## Your assignment
Please copy out all lines of the entries that contain the word "names".

Entries from a dataset of interfaces
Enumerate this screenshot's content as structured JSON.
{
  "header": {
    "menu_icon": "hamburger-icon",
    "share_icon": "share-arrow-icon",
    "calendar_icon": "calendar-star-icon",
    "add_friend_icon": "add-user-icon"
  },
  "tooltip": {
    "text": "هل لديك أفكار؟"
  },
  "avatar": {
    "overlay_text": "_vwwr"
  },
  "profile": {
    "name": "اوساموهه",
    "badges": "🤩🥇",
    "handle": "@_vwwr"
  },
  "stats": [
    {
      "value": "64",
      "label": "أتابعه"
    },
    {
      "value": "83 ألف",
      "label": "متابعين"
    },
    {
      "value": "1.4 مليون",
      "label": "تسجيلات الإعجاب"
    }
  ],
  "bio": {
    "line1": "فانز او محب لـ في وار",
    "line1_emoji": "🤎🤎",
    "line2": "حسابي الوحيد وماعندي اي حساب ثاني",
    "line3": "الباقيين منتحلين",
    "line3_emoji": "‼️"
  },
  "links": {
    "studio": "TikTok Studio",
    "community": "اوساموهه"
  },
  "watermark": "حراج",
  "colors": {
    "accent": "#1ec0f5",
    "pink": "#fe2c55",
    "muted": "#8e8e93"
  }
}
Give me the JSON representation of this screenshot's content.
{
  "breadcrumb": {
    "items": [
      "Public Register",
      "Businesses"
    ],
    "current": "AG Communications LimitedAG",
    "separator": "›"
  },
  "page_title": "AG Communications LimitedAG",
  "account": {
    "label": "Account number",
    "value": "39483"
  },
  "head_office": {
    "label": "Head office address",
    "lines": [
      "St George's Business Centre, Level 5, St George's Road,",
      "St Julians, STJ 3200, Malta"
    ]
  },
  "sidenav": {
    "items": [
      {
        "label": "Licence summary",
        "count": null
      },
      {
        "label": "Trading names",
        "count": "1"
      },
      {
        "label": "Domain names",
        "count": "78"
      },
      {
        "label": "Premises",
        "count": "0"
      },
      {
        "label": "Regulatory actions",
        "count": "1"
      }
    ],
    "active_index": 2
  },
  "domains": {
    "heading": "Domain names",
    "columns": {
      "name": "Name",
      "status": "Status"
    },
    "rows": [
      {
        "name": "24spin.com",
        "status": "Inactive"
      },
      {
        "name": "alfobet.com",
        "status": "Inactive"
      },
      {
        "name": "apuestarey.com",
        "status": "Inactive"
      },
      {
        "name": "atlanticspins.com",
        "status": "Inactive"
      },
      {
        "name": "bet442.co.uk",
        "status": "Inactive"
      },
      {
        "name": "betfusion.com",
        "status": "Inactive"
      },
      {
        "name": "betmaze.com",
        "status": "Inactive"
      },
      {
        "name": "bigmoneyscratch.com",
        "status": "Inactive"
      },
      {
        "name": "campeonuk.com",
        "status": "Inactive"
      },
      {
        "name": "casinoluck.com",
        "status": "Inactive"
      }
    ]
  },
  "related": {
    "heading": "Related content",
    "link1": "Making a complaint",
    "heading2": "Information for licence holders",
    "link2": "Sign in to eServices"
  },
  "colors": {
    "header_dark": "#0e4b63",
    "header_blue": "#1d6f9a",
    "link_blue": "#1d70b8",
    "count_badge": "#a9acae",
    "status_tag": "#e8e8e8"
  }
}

## Result for this task
        "label": "Trading names",
        "label": "Domain names",
    "heading": "Domain names",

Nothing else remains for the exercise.